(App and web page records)
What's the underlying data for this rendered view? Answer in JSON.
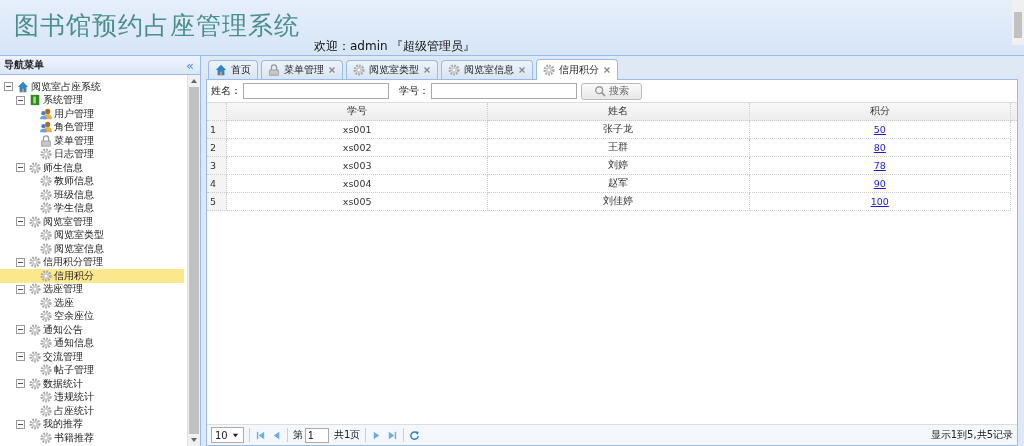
{
  "header": {
    "title": "图书馆预约占座管理系统",
    "welcome": "欢迎：admin 『超级管理员』"
  },
  "sidebar": {
    "title": "导航菜单",
    "collapse": "«",
    "tree": [
      {
        "label": "阅览室占座系统",
        "kind": "home",
        "expanded": true,
        "selected": false,
        "children": [
          {
            "label": "系统管理",
            "kind": "folder",
            "expanded": true,
            "selected": false,
            "children": [
              {
                "label": "用户管理",
                "kind": "users",
                "selected": false
              },
              {
                "label": "角色管理",
                "kind": "users",
                "selected": false
              },
              {
                "label": "菜单管理",
                "kind": "lock",
                "selected": false
              },
              {
                "label": "日志管理",
                "kind": "gear",
                "selected": false
              }
            ]
          },
          {
            "label": "师生信息",
            "kind": "gear",
            "expanded": true,
            "selected": false,
            "children": [
              {
                "label": "教师信息",
                "kind": "gear",
                "selected": false
              },
              {
                "label": "班级信息",
                "kind": "gear",
                "selected": false
              },
              {
                "label": "学生信息",
                "kind": "gear",
                "selected": false
              }
            ]
          },
          {
            "label": "阅览室管理",
            "kind": "gear",
            "expanded": true,
            "selected": false,
            "children": [
              {
                "label": "阅览室类型",
                "kind": "gear",
                "selected": false
              },
              {
                "label": "阅览室信息",
                "kind": "gear",
                "selected": false
              }
            ]
          },
          {
            "label": "信用积分管理",
            "kind": "gear",
            "expanded": true,
            "selected": false,
            "children": [
              {
                "label": "信用积分",
                "kind": "gear",
                "selected": true
              }
            ]
          },
          {
            "label": "选座管理",
            "kind": "gear",
            "expanded": true,
            "selected": false,
            "children": [
              {
                "label": "选座",
                "kind": "gear",
                "selected": false
              },
              {
                "label": "空余座位",
                "kind": "gear",
                "selected": false
              }
            ]
          },
          {
            "label": "通知公告",
            "kind": "gear",
            "expanded": true,
            "selected": false,
            "children": [
              {
                "label": "通知信息",
                "kind": "gear",
                "selected": false
              }
            ]
          },
          {
            "label": "交流管理",
            "kind": "gear",
            "expanded": true,
            "selected": false,
            "children": [
              {
                "label": "帖子管理",
                "kind": "gear",
                "selected": false
              }
            ]
          },
          {
            "label": "数据统计",
            "kind": "gear",
            "expanded": true,
            "selected": false,
            "children": [
              {
                "label": "违规统计",
                "kind": "gear",
                "selected": false
              },
              {
                "label": "占座统计",
                "kind": "gear",
                "selected": false
              }
            ]
          },
          {
            "label": "我的推荐",
            "kind": "gear",
            "expanded": true,
            "selected": false,
            "children": [
              {
                "label": "书籍推荐",
                "kind": "gear",
                "selected": false
              }
            ]
          }
        ]
      }
    ]
  },
  "tabs": [
    {
      "label": "首页",
      "kind": "home",
      "closable": false,
      "selected": false
    },
    {
      "label": "菜单管理",
      "kind": "lock",
      "closable": true,
      "selected": false
    },
    {
      "label": "阅览室类型",
      "kind": "gear",
      "closable": true,
      "selected": false
    },
    {
      "label": "阅览室信息",
      "kind": "gear",
      "closable": true,
      "selected": false
    },
    {
      "label": "信用积分",
      "kind": "gear",
      "closable": true,
      "selected": true
    }
  ],
  "search": {
    "name_label": "姓名：",
    "id_label": "学号：",
    "button": "搜索"
  },
  "table": {
    "columns": [
      "学号",
      "姓名",
      "积分"
    ],
    "rows": [
      {
        "index": "1",
        "id": "xs001",
        "name": "张子龙",
        "score": "50"
      },
      {
        "index": "2",
        "id": "xs002",
        "name": "王群",
        "score": "80"
      },
      {
        "index": "3",
        "id": "xs003",
        "name": "刘婷",
        "score": "78"
      },
      {
        "index": "4",
        "id": "xs004",
        "name": "赵军",
        "score": "90"
      },
      {
        "index": "5",
        "id": "xs005",
        "name": "刘佳婷",
        "score": "100"
      }
    ]
  },
  "pager": {
    "page_size": "10",
    "page_prefix": "第",
    "page": "1",
    "page_total": "共1页",
    "summary": "显示1到5,共5记录"
  }
}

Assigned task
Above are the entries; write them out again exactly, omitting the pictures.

Expected output
What's the underlying data for this rendered view? Answer in JSON.
{
  "header": {
    "title": "图书馆预约占座管理系统",
    "welcome": "欢迎：admin 『超级管理员』"
  },
  "sidebar": {
    "title": "导航菜单",
    "collapse": "«",
    "tree": [
      {
        "label": "阅览室占座系统",
        "kind": "home",
        "expanded": true,
        "selected": false,
        "children": [
          {
            "label": "系统管理",
            "kind": "folder",
            "expanded": true,
            "selected": false,
            "children": [
              {
                "label": "用户管理",
                "kind": "users",
                "selected": false
              },
              {
                "label": "角色管理",
                "kind": "users",
                "selected": false
              },
              {
                "label": "菜单管理",
                "kind": "lock",
                "selected": false
              },
              {
                "label": "日志管理",
                "kind": "gear",
                "selected": false
              }
            ]
          },
          {
            "label": "师生信息",
            "kind": "gear",
            "expanded": true,
            "selected": false,
            "children": [
              {
                "label": "教师信息",
                "kind": "gear",
                "selected": false
              },
              {
                "label": "班级信息",
                "kind": "gear",
                "selected": false
              },
              {
                "label": "学生信息",
                "kind": "gear",
                "selected": false
              }
            ]
          },
          {
            "label": "阅览室管理",
            "kind": "gear",
            "expanded": true,
            "selected": false,
            "children": [
              {
                "label": "阅览室类型",
                "kind": "gear",
                "selected": false
              },
              {
                "label": "阅览室信息",
                "kind": "gear",
                "selected": false
              }
            ]
          },
          {
            "label": "信用积分管理",
            "kind": "gear",
            "expanded": true,
            "selected": false,
            "children": [
              {
                "label": "信用积分",
                "kind": "gear",
                "selected": true
              }
            ]
          },
          {
            "label": "选座管理",
            "kind": "gear",
            "expanded": true,
            "selected": false,
            "children": [
              {
                "label": "选座",
                "kind": "gear",
                "selected": false
              },
              {
                "label": "空余座位",
                "kind": "gear",
                "selected": false
              }
            ]
          },
          {
            "label": "通知公告",
            "kind": "gear",
            "expanded": true,
            "selected": false,
            "children": [
              {
                "label": "通知信息",
                "kind": "gear",
                "selected": false
              }
            ]
          },
          {
            "label": "交流管理",
            "kind": "gear",
            "expanded": true,
            "selected": false,
            "children": [
              {
                "label": "帖子管理",
                "kind": "gear",
                "selected": false
              }
            ]
          },
          {
            "label": "数据统计",
            "kind": "gear",
            "expanded": true,
            "selected": false,
            "children": [
              {
                "label": "违规统计",
                "kind": "gear",
                "selected": false
              },
              {
                "label": "占座统计",
                "kind": "gear",
                "selected": false
              }
            ]
          },
          {
            "label": "我的推荐",
            "kind": "gear",
            "expanded": true,
            "selected": false,
            "children": [
              {
                "label": "书籍推荐",
                "kind": "gear",
                "selected": false
              }
            ]
          }
        ]
      }
    ]
  },
  "tabs": [
    {
      "label": "首页",
      "kind": "home",
      "closable": false,
      "selected": false
    },
    {
      "label": "菜单管理",
      "kind": "lock",
      "closable": true,
      "selected": false
    },
    {
      "label": "阅览室类型",
      "kind": "gear",
      "closable": true,
      "selected": false
    },
    {
      "label": "阅览室信息",
      "kind": "gear",
      "closable": true,
      "selected": false
    },
    {
      "label": "信用积分",
      "kind": "gear",
      "closable": true,
      "selected": true
    }
  ],
  "search": {
    "name_label": "姓名：",
    "id_label": "学号：",
    "button": "搜索"
  },
  "table": {
    "columns": [
      "学号",
      "姓名",
      "积分"
    ],
    "rows": [
      {
        "index": "1",
        "id": "xs001",
        "name": "张子龙",
        "score": "50"
      },
      {
        "index": "2",
        "id": "xs002",
        "name": "王群",
        "score": "80"
      },
      {
        "index": "3",
        "id": "xs003",
        "name": "刘婷",
        "score": "78"
      },
      {
        "index": "4",
        "id": "xs004",
        "name": "赵军",
        "score": "90"
      },
      {
        "index": "5",
        "id": "xs005",
        "name": "刘佳婷",
        "score": "100"
      }
    ]
  },
  "pager": {
    "page_size": "10",
    "page_prefix": "第",
    "page": "1",
    "page_total": "共1页",
    "summary": "显示1到5,共5记录"
  }
}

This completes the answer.